20-40 cm (10-15 inches) of snow possible


The ECMWF model is the most aggressive with the snow amounts, potentially with 20-40 cm (10-15 inches) from Wyoming across Colorado foothills into northern New Mexico. 

The GFS model is a bit less robust with high snow amounts but does a chance of snow also towards the Texas/Oklahoma Panhandle and also western Kansas.

It is quite possible than snowfall will also spread further south across Colorado and reach New Mexico state as well. Higher elevations of these states surely will play a role. And indeed such a cold outbreak.

Overall potentially hints that 10-20 cm will be possible in the higher elevations, but also is some spots on the plains.

The cold pool will remain over the region for a few days, likely up until the next weekend. The coldest days are expected to be Wednesday and Thursday. Both with quite cold windchills for early September.

What is a cold wave/outbreak?


A cold wave (known in some regions as a cold spell) is a weather phenomenon that is distinguished by a cooling of the air.

If the weather change brings a much more significant air mass than normal and has a sufficient magnitude and duration, the wave is classified as a cold air outbreak.

Cold weather outbreaks are often spreading across the Continental US and Canada, but also across Europe.



The end of summer 2020 and the early meteorological Fall season will introduce a very significant and locally a historic temperature change and early September snow. An intense cold outbreak spreads from Canada into the United States on Tuesday.
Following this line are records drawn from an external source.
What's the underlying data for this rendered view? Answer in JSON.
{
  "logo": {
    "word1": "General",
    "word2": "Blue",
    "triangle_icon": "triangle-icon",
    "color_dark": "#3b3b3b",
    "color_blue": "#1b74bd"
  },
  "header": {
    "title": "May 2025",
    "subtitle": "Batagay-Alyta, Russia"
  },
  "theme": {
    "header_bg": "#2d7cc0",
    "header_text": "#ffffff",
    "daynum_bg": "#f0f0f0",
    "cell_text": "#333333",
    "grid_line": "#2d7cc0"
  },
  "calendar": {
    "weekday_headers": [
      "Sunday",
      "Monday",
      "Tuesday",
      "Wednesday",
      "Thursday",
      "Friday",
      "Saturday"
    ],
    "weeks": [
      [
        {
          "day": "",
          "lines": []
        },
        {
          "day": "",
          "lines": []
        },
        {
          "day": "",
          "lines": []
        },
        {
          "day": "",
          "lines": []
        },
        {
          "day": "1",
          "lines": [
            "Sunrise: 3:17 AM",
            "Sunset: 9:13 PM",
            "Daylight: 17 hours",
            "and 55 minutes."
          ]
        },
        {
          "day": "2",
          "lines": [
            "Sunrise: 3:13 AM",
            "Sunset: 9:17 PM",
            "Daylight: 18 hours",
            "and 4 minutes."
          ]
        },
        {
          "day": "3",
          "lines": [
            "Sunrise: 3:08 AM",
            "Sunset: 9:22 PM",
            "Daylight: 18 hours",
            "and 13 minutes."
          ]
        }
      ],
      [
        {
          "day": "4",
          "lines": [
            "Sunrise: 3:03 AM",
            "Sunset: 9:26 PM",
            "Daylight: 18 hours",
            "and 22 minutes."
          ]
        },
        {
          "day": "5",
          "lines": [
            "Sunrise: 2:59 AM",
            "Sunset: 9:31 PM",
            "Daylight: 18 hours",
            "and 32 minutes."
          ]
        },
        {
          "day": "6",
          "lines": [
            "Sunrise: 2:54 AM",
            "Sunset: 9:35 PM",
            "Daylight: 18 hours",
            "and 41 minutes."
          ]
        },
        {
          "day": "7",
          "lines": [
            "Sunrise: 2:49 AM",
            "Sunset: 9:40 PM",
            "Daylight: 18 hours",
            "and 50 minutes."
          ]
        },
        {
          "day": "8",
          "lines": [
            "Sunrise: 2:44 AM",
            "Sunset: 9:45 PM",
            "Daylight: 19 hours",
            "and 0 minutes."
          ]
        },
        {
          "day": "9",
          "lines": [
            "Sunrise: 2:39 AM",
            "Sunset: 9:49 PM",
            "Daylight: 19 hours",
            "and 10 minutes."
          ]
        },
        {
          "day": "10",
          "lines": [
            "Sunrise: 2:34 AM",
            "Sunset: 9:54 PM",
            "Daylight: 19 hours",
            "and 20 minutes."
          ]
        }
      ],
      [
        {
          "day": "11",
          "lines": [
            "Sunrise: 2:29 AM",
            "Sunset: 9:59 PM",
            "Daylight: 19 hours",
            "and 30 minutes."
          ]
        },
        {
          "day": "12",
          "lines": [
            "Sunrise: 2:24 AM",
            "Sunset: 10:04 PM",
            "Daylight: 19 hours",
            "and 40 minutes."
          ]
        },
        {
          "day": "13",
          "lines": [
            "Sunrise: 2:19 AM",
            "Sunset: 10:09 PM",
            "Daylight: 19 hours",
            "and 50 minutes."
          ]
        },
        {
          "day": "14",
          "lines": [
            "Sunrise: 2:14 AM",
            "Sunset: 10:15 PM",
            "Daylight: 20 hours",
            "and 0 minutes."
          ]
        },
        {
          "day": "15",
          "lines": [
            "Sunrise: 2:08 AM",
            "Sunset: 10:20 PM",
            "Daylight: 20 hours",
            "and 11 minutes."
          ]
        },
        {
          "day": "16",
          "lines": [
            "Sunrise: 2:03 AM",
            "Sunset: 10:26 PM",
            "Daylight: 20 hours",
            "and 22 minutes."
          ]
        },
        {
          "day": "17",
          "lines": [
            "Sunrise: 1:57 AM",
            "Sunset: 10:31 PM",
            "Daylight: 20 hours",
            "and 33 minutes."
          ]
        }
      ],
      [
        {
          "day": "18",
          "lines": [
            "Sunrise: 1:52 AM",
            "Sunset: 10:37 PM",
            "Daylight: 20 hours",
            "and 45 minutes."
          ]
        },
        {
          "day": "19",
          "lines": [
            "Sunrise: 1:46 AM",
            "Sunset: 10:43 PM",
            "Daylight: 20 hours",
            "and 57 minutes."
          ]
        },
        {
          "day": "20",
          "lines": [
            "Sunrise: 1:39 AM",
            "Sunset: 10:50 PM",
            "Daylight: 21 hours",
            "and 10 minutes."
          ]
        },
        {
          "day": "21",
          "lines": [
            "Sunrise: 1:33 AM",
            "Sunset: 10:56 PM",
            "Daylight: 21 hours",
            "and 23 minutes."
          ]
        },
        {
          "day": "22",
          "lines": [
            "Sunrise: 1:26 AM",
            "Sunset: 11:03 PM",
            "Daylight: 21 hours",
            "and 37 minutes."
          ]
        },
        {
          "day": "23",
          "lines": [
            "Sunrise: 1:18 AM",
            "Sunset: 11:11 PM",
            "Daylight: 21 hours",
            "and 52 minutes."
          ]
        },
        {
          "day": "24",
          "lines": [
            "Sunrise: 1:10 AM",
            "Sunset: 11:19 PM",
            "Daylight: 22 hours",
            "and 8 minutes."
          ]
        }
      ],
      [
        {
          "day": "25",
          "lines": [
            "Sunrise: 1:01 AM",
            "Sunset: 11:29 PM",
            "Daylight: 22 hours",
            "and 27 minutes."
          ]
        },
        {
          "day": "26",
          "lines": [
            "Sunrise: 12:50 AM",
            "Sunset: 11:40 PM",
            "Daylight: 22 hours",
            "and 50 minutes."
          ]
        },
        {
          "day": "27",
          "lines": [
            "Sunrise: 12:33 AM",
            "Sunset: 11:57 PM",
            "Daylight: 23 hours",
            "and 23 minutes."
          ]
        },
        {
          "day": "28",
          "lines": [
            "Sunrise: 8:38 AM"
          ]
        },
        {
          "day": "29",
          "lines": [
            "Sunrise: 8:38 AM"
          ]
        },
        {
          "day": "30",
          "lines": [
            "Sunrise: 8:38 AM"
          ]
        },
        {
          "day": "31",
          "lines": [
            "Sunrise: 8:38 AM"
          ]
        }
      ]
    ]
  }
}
It will bring the first morning frosts and quite some fresh snow over the High Plains from Wyoming, across Colorado to New Mexico.